"Once again, the Department of Education has revealed that it is on the side of companies instead of standing by borrowers and their families," Whitney Barkley-Denney, a policy counsel with the Center for Responsible Lending, said in a statement. "Acting at the behest of servicers and their lobbyists denies an opportunity for comment by the 44 million Americans who share the burden of a still-growing $1.4 trillion in student loan debt.
“It’s not surprising that this administration is weighing in on the side of industry over students and taxpayers,” Whitney Barkley-Denney, the legislative policy counsel at the Center for Responsible Lending, told Politico. “This is just a different verse of the same song we’ve been hearing over the past year.”
Consumer advocates are highly critical. “It’s not surprising that this administration is weighing in on the side of industry over students and taxpayers,” said Whitney Barkley-Denney, legislative policy counsel at the Center for Responsible Lending, a consumer group. “This is just a different verse of the same song we’ve been hearing over the past year” from the Education Department.

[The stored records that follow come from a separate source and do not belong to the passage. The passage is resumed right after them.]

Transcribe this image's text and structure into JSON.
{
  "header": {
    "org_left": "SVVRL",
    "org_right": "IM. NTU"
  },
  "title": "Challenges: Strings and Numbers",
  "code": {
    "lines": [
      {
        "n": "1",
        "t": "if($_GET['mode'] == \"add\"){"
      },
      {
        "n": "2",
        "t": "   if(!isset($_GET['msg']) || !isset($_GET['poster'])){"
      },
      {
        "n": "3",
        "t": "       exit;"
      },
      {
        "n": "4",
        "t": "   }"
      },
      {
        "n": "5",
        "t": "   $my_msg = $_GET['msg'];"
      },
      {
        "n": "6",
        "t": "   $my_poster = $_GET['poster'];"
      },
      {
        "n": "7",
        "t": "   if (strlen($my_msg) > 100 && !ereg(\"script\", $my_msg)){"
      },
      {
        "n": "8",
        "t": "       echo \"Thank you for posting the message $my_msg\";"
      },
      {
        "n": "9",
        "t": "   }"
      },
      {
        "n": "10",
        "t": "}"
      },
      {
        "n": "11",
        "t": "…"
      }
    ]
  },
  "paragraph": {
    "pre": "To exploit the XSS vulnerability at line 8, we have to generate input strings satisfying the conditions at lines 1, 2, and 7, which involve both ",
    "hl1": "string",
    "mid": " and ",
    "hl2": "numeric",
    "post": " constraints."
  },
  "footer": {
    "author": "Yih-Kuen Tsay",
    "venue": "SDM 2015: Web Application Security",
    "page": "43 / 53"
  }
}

These recent changes are just one piece of a broader trend that has swept across government since Trump took office—a gutting of anti-discrimination measures across the financial services, including mortgages, car loans, payday loans, and more. “This is a pattern we have observed, and it’s fairly alarming,” says Yana Miles, senior legislative counsel at the Center for Responsible Lending. “You have good policy that protects consumers and tries to address discrimination. We’re seeing these rules delayed, picked at, or invalidated.”